• The problem
Go through the data below and report how many lines contain "letter"; the reply holds only that number.

• Dataset entries

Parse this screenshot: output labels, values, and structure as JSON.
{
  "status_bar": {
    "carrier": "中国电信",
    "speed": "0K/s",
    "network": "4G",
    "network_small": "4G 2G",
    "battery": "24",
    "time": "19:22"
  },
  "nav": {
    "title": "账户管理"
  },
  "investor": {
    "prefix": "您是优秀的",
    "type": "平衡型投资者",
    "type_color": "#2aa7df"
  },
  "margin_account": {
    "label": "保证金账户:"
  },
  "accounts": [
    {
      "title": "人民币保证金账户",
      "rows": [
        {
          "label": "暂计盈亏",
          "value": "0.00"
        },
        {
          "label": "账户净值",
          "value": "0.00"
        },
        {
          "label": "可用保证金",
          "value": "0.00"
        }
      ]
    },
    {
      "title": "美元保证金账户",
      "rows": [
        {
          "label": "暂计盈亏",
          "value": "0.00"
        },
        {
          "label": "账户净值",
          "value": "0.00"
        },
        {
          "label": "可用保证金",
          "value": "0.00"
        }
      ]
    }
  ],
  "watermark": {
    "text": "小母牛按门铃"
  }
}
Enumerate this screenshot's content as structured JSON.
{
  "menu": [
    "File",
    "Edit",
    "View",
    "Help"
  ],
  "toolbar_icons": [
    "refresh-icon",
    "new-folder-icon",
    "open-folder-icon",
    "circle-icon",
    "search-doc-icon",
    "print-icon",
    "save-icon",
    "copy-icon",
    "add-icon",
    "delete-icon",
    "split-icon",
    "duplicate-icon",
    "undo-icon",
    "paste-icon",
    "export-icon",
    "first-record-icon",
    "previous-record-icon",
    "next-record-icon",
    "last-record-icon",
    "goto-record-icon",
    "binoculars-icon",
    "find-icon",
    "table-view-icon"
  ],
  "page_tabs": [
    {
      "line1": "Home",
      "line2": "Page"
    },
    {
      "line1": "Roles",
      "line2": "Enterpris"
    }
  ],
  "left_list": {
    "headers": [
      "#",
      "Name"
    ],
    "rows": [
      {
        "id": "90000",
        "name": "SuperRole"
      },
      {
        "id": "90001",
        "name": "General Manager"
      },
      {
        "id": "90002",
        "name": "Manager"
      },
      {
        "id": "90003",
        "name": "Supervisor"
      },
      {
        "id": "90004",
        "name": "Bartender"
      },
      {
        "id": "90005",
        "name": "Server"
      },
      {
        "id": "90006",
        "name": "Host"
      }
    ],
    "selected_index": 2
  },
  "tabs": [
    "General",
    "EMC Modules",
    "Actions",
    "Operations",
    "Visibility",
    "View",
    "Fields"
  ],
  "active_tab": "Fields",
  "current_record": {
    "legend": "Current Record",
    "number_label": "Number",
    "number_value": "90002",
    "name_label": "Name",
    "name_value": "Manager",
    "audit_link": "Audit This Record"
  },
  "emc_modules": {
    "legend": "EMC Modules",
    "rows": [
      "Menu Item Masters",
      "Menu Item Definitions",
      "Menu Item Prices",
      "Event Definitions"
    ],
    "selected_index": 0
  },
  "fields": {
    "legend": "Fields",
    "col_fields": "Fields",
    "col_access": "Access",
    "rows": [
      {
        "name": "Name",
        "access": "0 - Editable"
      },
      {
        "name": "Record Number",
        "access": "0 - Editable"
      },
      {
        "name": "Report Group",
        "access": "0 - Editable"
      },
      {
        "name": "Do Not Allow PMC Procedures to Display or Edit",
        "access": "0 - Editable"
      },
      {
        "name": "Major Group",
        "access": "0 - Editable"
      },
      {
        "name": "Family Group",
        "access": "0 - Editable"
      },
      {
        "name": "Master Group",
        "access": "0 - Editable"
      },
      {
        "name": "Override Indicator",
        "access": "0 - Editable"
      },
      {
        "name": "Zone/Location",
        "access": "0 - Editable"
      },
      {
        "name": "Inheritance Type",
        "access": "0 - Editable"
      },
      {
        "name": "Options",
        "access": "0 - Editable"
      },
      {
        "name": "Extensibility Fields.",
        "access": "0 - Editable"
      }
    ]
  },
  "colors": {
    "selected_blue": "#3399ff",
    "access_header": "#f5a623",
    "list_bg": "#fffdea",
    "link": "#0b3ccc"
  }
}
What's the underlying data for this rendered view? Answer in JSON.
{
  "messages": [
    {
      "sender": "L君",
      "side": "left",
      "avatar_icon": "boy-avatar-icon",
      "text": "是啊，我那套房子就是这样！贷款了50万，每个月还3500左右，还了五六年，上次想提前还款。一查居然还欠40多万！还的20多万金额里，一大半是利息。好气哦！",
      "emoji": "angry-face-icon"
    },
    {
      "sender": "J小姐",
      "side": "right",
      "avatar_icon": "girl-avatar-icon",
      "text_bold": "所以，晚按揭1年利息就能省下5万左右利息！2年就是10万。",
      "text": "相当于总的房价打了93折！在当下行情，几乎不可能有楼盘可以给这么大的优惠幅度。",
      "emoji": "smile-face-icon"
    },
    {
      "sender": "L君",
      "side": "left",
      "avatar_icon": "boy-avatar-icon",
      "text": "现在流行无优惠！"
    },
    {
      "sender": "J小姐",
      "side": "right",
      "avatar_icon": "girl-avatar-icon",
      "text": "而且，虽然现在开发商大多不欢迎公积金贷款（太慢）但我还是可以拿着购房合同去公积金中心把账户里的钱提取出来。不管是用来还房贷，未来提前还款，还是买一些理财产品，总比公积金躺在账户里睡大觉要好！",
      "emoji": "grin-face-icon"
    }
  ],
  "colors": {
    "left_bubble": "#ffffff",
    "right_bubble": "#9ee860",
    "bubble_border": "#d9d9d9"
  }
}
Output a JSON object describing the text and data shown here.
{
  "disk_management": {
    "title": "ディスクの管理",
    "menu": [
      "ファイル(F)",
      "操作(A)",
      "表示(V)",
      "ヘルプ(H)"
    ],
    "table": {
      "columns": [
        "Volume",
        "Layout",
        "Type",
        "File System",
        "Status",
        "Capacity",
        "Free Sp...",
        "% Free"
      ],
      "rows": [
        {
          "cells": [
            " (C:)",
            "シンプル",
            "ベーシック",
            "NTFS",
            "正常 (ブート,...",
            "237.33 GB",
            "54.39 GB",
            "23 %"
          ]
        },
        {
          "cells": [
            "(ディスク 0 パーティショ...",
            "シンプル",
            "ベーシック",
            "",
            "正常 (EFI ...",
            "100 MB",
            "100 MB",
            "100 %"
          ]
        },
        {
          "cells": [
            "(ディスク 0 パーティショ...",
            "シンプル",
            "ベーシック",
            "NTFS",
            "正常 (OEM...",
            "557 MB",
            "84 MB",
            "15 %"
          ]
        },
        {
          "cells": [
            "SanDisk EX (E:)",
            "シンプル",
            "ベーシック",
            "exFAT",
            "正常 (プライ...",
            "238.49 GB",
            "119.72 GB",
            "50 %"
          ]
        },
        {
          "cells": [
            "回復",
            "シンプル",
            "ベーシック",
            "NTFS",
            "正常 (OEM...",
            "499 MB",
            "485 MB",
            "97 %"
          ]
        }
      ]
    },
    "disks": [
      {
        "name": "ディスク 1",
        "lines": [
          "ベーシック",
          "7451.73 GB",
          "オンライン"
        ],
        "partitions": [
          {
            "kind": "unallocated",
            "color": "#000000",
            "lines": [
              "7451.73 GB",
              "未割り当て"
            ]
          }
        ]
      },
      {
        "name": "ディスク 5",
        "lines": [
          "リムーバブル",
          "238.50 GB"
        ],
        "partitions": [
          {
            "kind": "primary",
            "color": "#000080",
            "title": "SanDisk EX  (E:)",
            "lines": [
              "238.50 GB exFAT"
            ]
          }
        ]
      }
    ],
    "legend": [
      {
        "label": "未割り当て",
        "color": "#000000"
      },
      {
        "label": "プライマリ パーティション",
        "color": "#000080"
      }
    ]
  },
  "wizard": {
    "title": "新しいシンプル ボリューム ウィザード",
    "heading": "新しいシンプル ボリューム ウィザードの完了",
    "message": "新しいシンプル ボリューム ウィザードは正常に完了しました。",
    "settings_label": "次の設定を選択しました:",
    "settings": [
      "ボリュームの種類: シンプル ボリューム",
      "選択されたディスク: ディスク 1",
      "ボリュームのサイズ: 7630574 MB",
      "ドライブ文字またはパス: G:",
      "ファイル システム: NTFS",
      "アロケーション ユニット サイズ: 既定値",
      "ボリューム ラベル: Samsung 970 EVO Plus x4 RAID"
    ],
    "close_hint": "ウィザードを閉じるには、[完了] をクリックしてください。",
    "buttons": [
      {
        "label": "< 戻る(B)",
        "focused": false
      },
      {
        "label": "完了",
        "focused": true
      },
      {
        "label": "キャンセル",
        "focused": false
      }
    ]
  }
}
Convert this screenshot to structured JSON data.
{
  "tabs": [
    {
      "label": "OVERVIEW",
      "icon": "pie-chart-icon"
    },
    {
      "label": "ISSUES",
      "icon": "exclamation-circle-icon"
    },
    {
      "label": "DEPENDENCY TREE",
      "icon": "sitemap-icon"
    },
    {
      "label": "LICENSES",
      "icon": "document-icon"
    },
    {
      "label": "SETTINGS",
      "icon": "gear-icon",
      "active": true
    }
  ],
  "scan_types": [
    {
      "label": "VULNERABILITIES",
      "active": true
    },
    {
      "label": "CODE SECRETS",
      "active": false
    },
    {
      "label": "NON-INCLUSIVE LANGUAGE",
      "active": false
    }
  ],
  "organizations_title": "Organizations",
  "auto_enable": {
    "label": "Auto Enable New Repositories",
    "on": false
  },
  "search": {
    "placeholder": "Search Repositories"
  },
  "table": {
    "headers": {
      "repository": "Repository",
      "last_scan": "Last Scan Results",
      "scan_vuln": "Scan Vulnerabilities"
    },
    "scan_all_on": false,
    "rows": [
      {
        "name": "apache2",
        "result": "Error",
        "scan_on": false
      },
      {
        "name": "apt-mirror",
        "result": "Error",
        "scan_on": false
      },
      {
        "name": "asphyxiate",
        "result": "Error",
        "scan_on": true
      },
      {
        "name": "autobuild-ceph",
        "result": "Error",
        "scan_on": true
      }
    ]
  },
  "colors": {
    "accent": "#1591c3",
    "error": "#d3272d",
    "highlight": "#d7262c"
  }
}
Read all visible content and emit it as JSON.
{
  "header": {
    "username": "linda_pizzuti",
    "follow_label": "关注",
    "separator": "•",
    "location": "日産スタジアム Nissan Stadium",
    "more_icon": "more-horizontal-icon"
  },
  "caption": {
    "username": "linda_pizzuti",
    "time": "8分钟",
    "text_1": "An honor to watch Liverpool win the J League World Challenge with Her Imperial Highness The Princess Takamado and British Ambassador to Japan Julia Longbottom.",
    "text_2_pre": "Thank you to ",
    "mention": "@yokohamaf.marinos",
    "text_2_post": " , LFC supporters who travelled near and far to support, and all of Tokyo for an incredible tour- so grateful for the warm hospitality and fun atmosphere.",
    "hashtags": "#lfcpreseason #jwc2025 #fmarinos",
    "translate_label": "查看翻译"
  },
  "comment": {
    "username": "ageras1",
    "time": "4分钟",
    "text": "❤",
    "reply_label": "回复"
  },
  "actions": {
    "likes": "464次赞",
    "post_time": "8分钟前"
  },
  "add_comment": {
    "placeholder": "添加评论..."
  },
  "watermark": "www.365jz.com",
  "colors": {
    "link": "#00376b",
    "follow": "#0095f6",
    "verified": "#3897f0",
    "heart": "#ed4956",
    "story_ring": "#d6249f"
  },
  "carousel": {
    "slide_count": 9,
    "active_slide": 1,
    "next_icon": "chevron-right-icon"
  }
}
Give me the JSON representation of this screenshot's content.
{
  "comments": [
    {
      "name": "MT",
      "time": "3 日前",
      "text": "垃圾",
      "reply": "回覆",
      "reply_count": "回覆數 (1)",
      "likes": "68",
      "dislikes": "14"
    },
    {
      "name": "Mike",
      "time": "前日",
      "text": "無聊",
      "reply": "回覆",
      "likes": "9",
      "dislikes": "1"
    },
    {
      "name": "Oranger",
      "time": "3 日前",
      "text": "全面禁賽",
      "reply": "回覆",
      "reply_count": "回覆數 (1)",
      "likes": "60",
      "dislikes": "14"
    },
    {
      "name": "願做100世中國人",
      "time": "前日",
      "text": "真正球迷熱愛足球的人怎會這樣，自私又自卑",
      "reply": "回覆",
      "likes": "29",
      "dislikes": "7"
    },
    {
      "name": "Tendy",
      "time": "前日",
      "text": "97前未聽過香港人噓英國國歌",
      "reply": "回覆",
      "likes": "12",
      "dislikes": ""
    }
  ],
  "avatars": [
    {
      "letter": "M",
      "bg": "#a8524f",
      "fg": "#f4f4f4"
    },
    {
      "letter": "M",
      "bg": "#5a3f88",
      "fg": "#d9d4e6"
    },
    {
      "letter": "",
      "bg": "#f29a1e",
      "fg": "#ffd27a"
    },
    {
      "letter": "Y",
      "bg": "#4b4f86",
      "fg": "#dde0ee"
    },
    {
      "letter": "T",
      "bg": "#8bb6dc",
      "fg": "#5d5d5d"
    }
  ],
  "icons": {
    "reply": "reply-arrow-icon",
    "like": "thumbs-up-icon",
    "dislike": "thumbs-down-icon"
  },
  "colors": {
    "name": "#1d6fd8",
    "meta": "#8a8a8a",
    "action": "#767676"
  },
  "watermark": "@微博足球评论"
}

• Output
5